*** Block opens ***

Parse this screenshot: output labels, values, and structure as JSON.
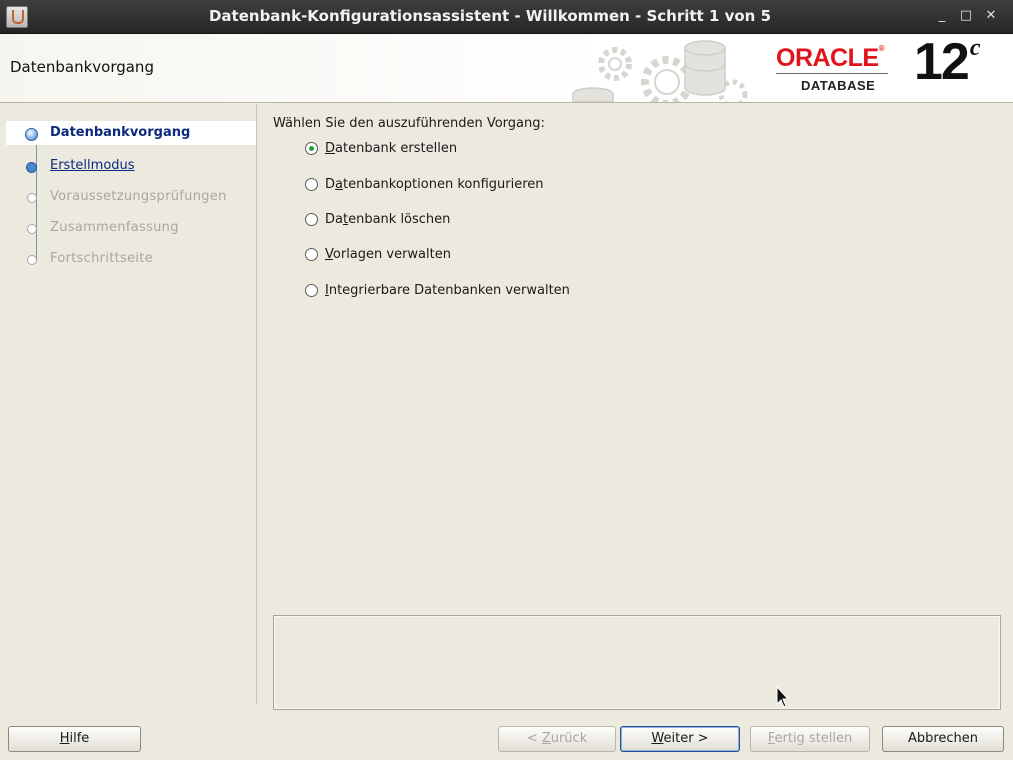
{
  "window": {
    "title": "Datenbank-Konfigurationsassistent - Willkommen - Schritt 1 von 5",
    "minimize_glyph": "_",
    "maximize_glyph": "□",
    "close_glyph": "✕"
  },
  "header": {
    "title": "Datenbankvorgang",
    "brand": "ORACLE",
    "product": "DATABASE",
    "version": "12",
    "version_suffix": "c"
  },
  "nav": {
    "items": [
      {
        "label": "Datenbankvorgang",
        "state": "current"
      },
      {
        "label": "Erstellmodus",
        "state": "link"
      },
      {
        "label": "Voraussetzungsprüfungen",
        "state": "disabled"
      },
      {
        "label": "Zusammenfassung",
        "state": "disabled"
      },
      {
        "label": "Fortschrittseite",
        "state": "disabled"
      }
    ]
  },
  "main": {
    "prompt": "Wählen Sie den auszuführenden Vorgang:",
    "options": [
      {
        "mn": "D",
        "rest": "atenbank erstellen",
        "checked": true
      },
      {
        "pre": "D",
        "mn": "a",
        "rest": "tenbankoptionen konfigurieren",
        "checked": false
      },
      {
        "pre": "Da",
        "mn": "t",
        "rest": "enbank löschen",
        "checked": false
      },
      {
        "mn": "V",
        "rest": "orlagen verwalten",
        "checked": false
      },
      {
        "mn": "I",
        "rest": "ntegrierbare Datenbanken verwalten",
        "checked": false
      }
    ]
  },
  "buttons": {
    "help": {
      "mn": "H",
      "rest": "ilfe"
    },
    "back": {
      "pre": "< ",
      "mn": "Z",
      "rest": "urück"
    },
    "next": {
      "mn": "W",
      "rest": "eiter >"
    },
    "finish": {
      "mn": "F",
      "rest": "ertig stellen"
    },
    "cancel": "Abbrechen"
  },
  "colors": {
    "oracle_red": "#e2141b",
    "nav_link": "#0d2a7d",
    "radio_selected": "#2f9e3a",
    "background": "#ece9df"
  }
}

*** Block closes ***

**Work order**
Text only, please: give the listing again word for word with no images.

**Completed task**
Parse this screenshot: output labels, values, and structure as JSON.
{
  "window": {
    "title": "Datenbank-Konfigurationsassistent - Willkommen - Schritt 1 von 5",
    "minimize_glyph": "_",
    "maximize_glyph": "□",
    "close_glyph": "✕"
  },
  "header": {
    "title": "Datenbankvorgang",
    "brand": "ORACLE",
    "product": "DATABASE",
    "version": "12",
    "version_suffix": "c"
  },
  "nav": {
    "items": [
      {
        "label": "Datenbankvorgang",
        "state": "current"
      },
      {
        "label": "Erstellmodus",
        "state": "link"
      },
      {
        "label": "Voraussetzungsprüfungen",
        "state": "disabled"
      },
      {
        "label": "Zusammenfassung",
        "state": "disabled"
      },
      {
        "label": "Fortschrittseite",
        "state": "disabled"
      }
    ]
  },
  "main": {
    "prompt": "Wählen Sie den auszuführenden Vorgang:",
    "options": [
      {
        "mn": "D",
        "rest": "atenbank erstellen",
        "checked": true
      },
      {
        "pre": "D",
        "mn": "a",
        "rest": "tenbankoptionen konfigurieren",
        "checked": false
      },
      {
        "pre": "Da",
        "mn": "t",
        "rest": "enbank löschen",
        "checked": false
      },
      {
        "mn": "V",
        "rest": "orlagen verwalten",
        "checked": false
      },
      {
        "mn": "I",
        "rest": "ntegrierbare Datenbanken verwalten",
        "checked": false
      }
    ]
  },
  "buttons": {
    "help": {
      "mn": "H",
      "rest": "ilfe"
    },
    "back": {
      "pre": "< ",
      "mn": "Z",
      "rest": "urück"
    },
    "next": {
      "mn": "W",
      "rest": "eiter >"
    },
    "finish": {
      "mn": "F",
      "rest": "ertig stellen"
    },
    "cancel": "Abbrechen"
  },
  "colors": {
    "oracle_red": "#e2141b",
    "nav_link": "#0d2a7d",
    "radio_selected": "#2f9e3a",
    "background": "#ece9df"
  }
}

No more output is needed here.